One of the great things about training with power is the ability to see your power data in real time on your handlebar mounted bicycle computer (‘head unit’) or smartphone. Power data is transmitted wirelessly by the power meter to the head unit using a wireless transmission protocol. Power meter manufacturers have two wireless protocols to choose from: ANT+ or Bluetooth SMART. Note that power meters capable of transmitting data via Bluetooth SMART (‘Bluetooth power meter’), can also send data via ANT+. So if your power meter has Bluetooth functionality, you have the option of transmitting data using either wireless protocol.
Traditionally, ANT+ dominated the power meter market. However, more and more manufacturers have been equipping their power meters with Bluetooth SMART functionality. We are now at the point where most, but not all, power meters transmit data via both wireless protocols. Below, we will compare and contrast ANT+ with Bluetooth SMART, as well as show which manufacturers are currently using each technology.
ANT+ vs. Bluetooth Power Meter
ANT+, which stands for interoperability, is a 2.4 GHz wireless network which is used to send standard information wirelessly from one device to another. ANT+ allows two wireless devices to understand and communicate with one another, even if they are from different manufacturers. In the case of power meters, ANT+ allows your power meter to communicate with your head unit. Almost all power meters and head units use ANT+.
- It’s an open system. A power meter using ANT+ can send information to multiple head units simultaneously
- It’s efficient. Although both Bluetooth SMART and ANT+ require very little power, ANT+ prides itself on its efficiency
- There really isn’t any for the purposes we are discussing here (power meters). It isn’t as fast as Bluetooth SMART, but as you will see below, it’s plenty fast enough
Manufacturers Offering ANT+ Only
Bluetooth SMART, also known as Bluetooth Low Energy, Bluetooth 4.0 or BLE, is also a wireless technology that allows information to pass between electronic devices. Bluetooth SMART allows devices to wirelessly connect with applications via smart phones and tablets. While Bluetooth is probably the more well-known of the two wireless protocols, until recently, there were only a handful of power meters on the market offering a Bluetooth power meter. Now, as you can see below, the majority of the market consists of Bluetooth equipped devices.
- Allows devices to wirelessly connect with applications via smart phones and tablets
- A Bluetooth power meter can transmit information 64 times per second, 16x faster than ANT+
- It’s intuitive. Pairing a Bluetooth power meter is simple
- The sending and receiving devices must be linked and it’s therefore considered a “closed system”. With ANT+ for example, you can send data to multiple head units. With Bluetooth, you are limited to one

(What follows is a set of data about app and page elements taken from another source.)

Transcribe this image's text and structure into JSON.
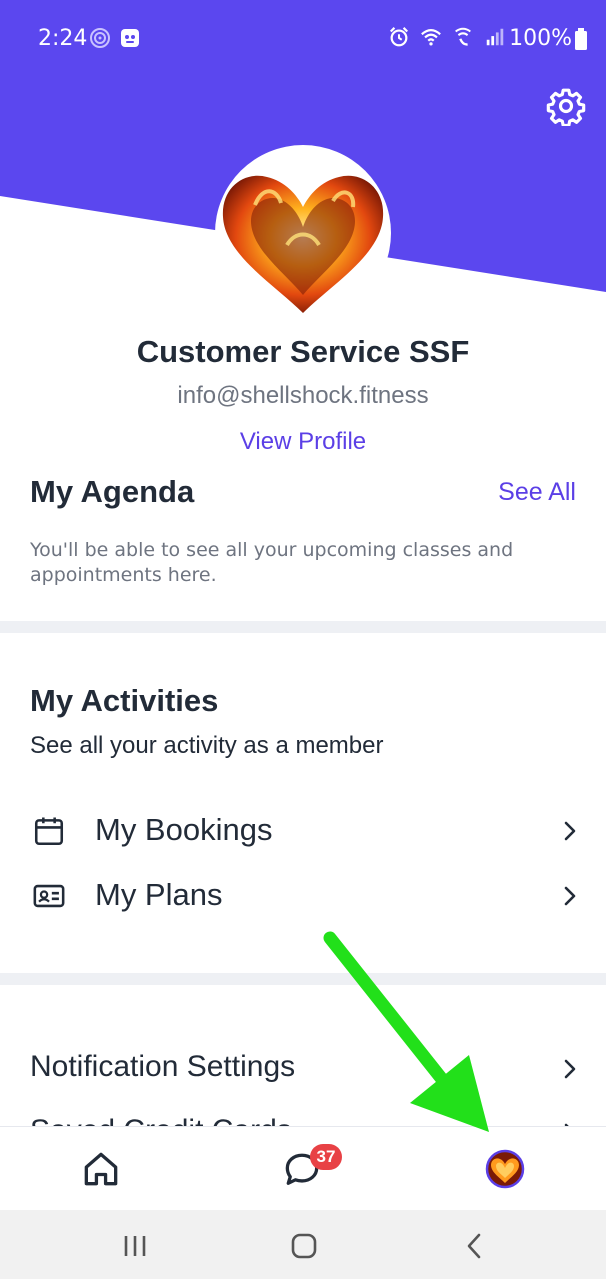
{
  "status_bar": {
    "time": "2:24",
    "battery": "100%"
  },
  "header": {
    "settings_icon": "gear-icon",
    "brand_color": "#5b47ef"
  },
  "profile": {
    "name": "Customer Service SSF",
    "email": "info@shellshock.fitness",
    "view_profile_label": "View Profile",
    "avatar": "fiery-heart-avatar"
  },
  "agenda": {
    "title": "My Agenda",
    "see_all_label": "See All",
    "empty_text": "You'll be able to see all your upcoming classes and appointments here."
  },
  "activities": {
    "title": "My Activities",
    "subtitle": "See all your activity as a member",
    "items": [
      {
        "label": "My Bookings",
        "icon": "calendar-icon"
      },
      {
        "label": "My Plans",
        "icon": "id-card-icon"
      }
    ]
  },
  "settings_list": {
    "items": [
      {
        "label": "Notification Settings"
      },
      {
        "label": "Saved Credit Cards"
      }
    ]
  },
  "bottom_nav": {
    "items": [
      {
        "name": "home",
        "icon": "home-icon"
      },
      {
        "name": "messages",
        "icon": "chat-bubble-icon",
        "badge": "37"
      },
      {
        "name": "profile",
        "icon": "avatar-icon"
      }
    ]
  },
  "annotation": {
    "type": "green-arrow",
    "color": "#22e01a",
    "points_to": "profile tab"
  },
  "colors": {
    "accent": "#5b3fe6",
    "badge": "#e84145",
    "text_dark": "#222b38",
    "text_muted": "#6e7480"
  }
}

Important note – While ANT+ can transmit data four times per second, and Bluetooth SMART 64 times per second, current power meters aren’t running this fast. Why? It would be too hard on the battery. Most power meters record data closer to once per second. This way, the head unit can essentially enter sleep mode for very brief periods of time, thus prolonging battery life. The exception is SRM’s PC8 head unit, which actually receives data four times per second. (However, the fastest it can record data to your file is twice per second.)
Manufacturers Offering both ANT+ and Bluetooth SMART
ANT+ and Bluetooth SMART in Dual-Sided Systems
There is one more thing to mention – and that is the way these two wireless transmission protocols operate in a dual-sided power meter (bePRO, Garmin Vector, PowerTap P1, Verve InfoCrank, ROTOR 2INpower, etc.).
With ANT+, the left and right power sensors are connected to each other in a master/slave relationship. The power sensor that serves as the master, typically the left power sensor in most cases, connects to both the bicycle computer as well as the slave power sensor. The master sensor collects data from the slave sensor and communicates with the bicycle computer. The slave sensor only communicates with the master sensor – never with the bicycle computer directly.
With Bluetooth SMART, each power sensor is paired individually and directly to the bicycle computer. The bicycle computer combines the power values from both power sensors in order to determine total power. This doesn’t have a direct effect on how you use or train with the power meter, but it’s always nice to understand how your equipment is working.